There’s no such thing as cowardice.
What I mean is that cowardice isn’t a personality trait. No one’s actually a coward. No one’s “yellow-bellied” through-and-through. It’s not some mark of Cain, a permanent facet of oneself. Cowardice is momentary, oftentimes a symptom of something else that needs to be addressed.
I say this knowing I’ve shown remarkable cowardice in my recent past. I’ve ducked out of important topics on social media because I didn’t want to deal with the trolls. For a while, I stopped submitting my stories to markets because I didn’t want to deal with more form rejections. (As a writer, rejection is 90% of your life. The other 10% is caffeine.) I did this because I was in denial over some issues in my professional life, and I was avoiding situations where I’d have to speak the truth.
Those old war movies, the ones with the characters written in broad strokes? Besides the determined sergeant played by John Wayne, there’s the coward, the atheist in the foxhole, who has to “get over” himself to be the hero the country needs. This happens while a patriotic score plays in the background.
In real life, that John Wayne character doesn’t exist. Everyone is “the coward.” And we’re not afraid because it’s some defect of our personality. We’re afraid because there are things to be afraid of.
No one is a coward. You are not a coward. Here are some alternative explanations:
- It’s a life or death situation, and you’re stuck in a fight-or-flight panic.
- You have PTSD, and whenever a firecracker is lit you flash back to that IED igniting under your car.
- You have an undiagnosed anxiety disorder and your brain chemistry is off-balance.
- You’ve just had a s**t week and need time to recover.
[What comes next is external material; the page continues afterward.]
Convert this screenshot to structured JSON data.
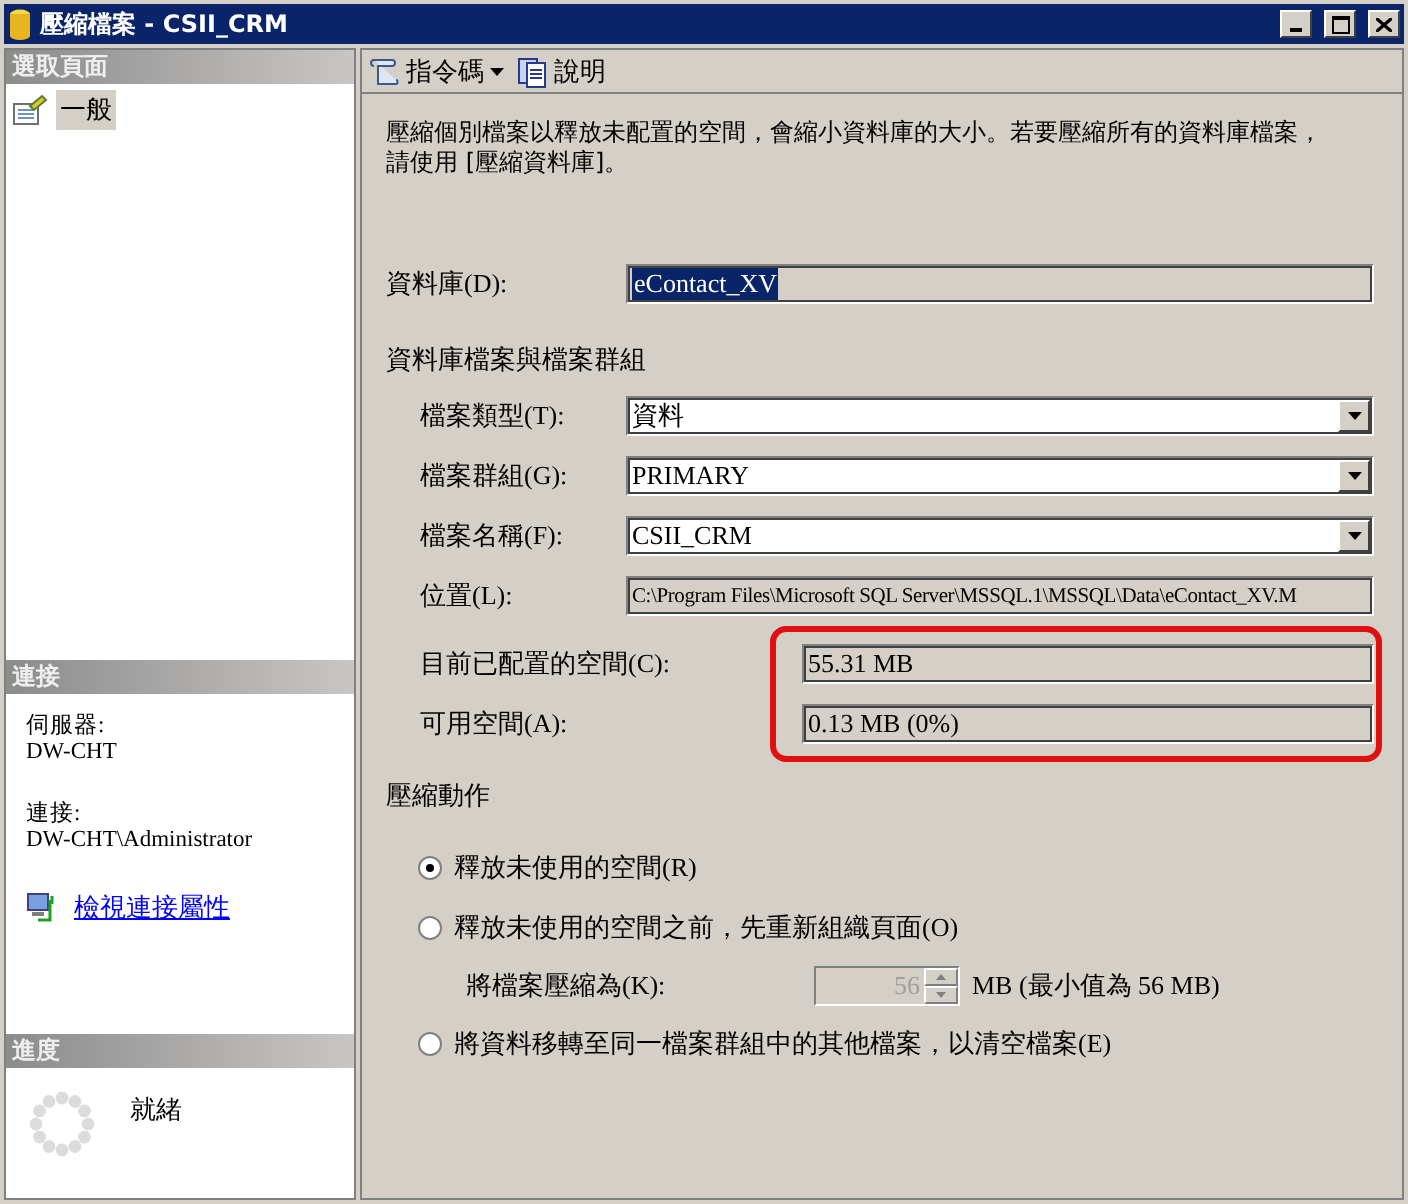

You are not a coward when you don’t submit that story. You are not a coward when you stay with that abusive spouse. You are not a coward when you don’t speak up to your coworkers. You are not a coward when you can’t leave the house today.
You are not a coward.